From the records below, determine the number of lines containing "server". Output that number alone.

Component data from apps and pages:

******

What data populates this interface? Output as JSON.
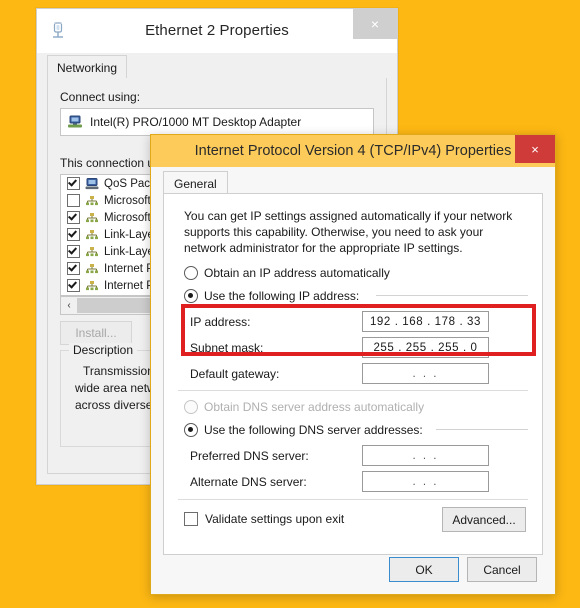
{
  "desktop": {
    "background_color": "#FDB813"
  },
  "back_window": {
    "title": "Ethernet 2 Properties",
    "close_label": "×",
    "icon": "network-adapter-icon",
    "tabs": [
      {
        "label": "Networking"
      }
    ],
    "connect_using_label": "Connect using:",
    "adapter": "Intel(R) PRO/1000 MT Desktop Adapter",
    "connection_uses_label": "This connection us",
    "items": [
      {
        "label": "QoS Pack",
        "checked": true,
        "icon": "computer-icon"
      },
      {
        "label": "Microsoft",
        "checked": false,
        "icon": "protocol-icon"
      },
      {
        "label": "Microsoft",
        "checked": true,
        "icon": "protocol-icon"
      },
      {
        "label": "Link-Layer",
        "checked": true,
        "icon": "protocol-icon"
      },
      {
        "label": "Link-Layer",
        "checked": true,
        "icon": "protocol-icon"
      },
      {
        "label": "Internet Pr",
        "checked": true,
        "icon": "protocol-icon"
      },
      {
        "label": "Internet Pr",
        "checked": true,
        "icon": "protocol-icon"
      }
    ],
    "scroll_left_glyph": "‹",
    "install_button": "Install...",
    "description_group": "Description",
    "description_lines": [
      "Transmission Co",
      "wide area netwo",
      "across diverse in"
    ]
  },
  "front_window": {
    "title": "Internet Protocol Version 4 (TCP/IPv4) Properties",
    "close_label": "×",
    "tabs": [
      {
        "label": "General"
      }
    ],
    "intro": "You can get IP settings assigned automatically if your network supports this capability. Otherwise, you need to ask your network administrator for the appropriate IP settings.",
    "ip_section": {
      "radio_auto": {
        "label": "Obtain an IP address automatically",
        "selected": false,
        "disabled": false
      },
      "radio_manual": {
        "label": "Use the following IP address:",
        "selected": true,
        "disabled": false
      },
      "fields": [
        {
          "label": "IP address:",
          "value": "192 . 168 . 178 . 33",
          "empty": false
        },
        {
          "label": "Subnet mask:",
          "value": "255 . 255 . 255 .  0",
          "empty": false
        },
        {
          "label": "Default gateway:",
          "value": ".     .     .",
          "empty": true
        }
      ],
      "highlight_color": "#E02020"
    },
    "dns_section": {
      "radio_auto": {
        "label": "Obtain DNS server address automatically",
        "selected": false,
        "disabled": true
      },
      "radio_manual": {
        "label": "Use the following DNS server addresses:",
        "selected": true,
        "disabled": false
      },
      "fields": [
        {
          "label": "Preferred DNS server:",
          "value": ".     .     .",
          "empty": true
        },
        {
          "label": "Alternate DNS server:",
          "value": ".     .     .",
          "empty": true
        }
      ]
    },
    "validate_checkbox": {
      "label": "Validate settings upon exit",
      "checked": false
    },
    "advanced_button": "Advanced...",
    "ok_button": "OK",
    "cancel_button": "Cancel"
  }
}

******

**RESPONSE AREA**: 4